29 March 2019
AGU’s Centennial year is also the 35th anniversary of the publication of Clyde Wahrhaftig’s unique field guide to the geology of San Francisco. A team of geologists is updating “A Streetcar to Subduction” for a modern digital audience, and recently did some California field work to visit key sites. Check out one of them here with the Friday fold, as we visit a plunging syncline in the Purisima Formation on the coast near San Mateo.
7 December 2018
A summary of resources to learn about the geology of Washington, D.C. and the surrounding region, in anticipation of AGU’s Fall Meeting being held in the nation’s capital city.
8 December 2016
Two very different samples tell stories that are full of holes. What’s going on with this weathered sandstone? What’s going on with this fossil scallop shell?
28 December 2015
At the end of the AGU Fall meeting, Callan visits the Corona Heights “mirror” fault, renowned for its gorgeous slickensides. Explore the site in photos in GigaPans.
4 September 2015
A new post on GeoSpace, a sister blog here at the AGU Blogosphere, calls attention to a new study by Simon Lamb and colleagues on the plate-boundary fault running through New Zealand’s South Island, the Alpine Fault. The post is apparently taken and lightly adapted from a press release on the Victoria University of Wellington website, where it was authored by a “communications adviser.” I call your attention to it …
6 December 2011

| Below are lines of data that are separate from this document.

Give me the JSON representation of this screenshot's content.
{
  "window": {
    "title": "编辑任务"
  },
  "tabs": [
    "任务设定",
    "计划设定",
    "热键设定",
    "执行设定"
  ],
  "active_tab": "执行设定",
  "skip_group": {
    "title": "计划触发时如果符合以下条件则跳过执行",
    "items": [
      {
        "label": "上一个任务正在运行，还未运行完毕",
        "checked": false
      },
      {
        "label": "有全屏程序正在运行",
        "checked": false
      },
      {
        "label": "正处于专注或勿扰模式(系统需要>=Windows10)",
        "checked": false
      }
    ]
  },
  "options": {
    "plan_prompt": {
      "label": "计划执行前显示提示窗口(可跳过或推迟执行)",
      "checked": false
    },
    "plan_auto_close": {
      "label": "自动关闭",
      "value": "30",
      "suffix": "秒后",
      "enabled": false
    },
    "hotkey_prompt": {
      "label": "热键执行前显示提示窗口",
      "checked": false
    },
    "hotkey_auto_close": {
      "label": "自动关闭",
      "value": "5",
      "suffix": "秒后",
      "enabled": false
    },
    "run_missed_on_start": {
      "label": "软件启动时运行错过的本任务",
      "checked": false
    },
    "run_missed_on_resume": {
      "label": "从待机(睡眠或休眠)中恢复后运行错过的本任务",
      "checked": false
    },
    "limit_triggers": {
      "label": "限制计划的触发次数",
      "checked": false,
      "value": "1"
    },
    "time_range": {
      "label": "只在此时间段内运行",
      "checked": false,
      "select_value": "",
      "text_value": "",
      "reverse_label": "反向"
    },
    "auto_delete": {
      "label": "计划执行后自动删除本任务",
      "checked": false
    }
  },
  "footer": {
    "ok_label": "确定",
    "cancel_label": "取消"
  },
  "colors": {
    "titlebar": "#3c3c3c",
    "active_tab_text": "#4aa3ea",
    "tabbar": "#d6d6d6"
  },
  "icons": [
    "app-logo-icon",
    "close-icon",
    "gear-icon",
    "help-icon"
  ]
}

In the interest of conveying a sense of the sort of stuff that goes on a large science conference like the AGU Fall Meeting, I’ll resume my narrative where I left off with yesterday’s description. I began by swinging by the press room where I grabbed a complimentary breakfast, then headed down to the “early earth” session where I got a review on zircons of Hadean and Archean age. Then …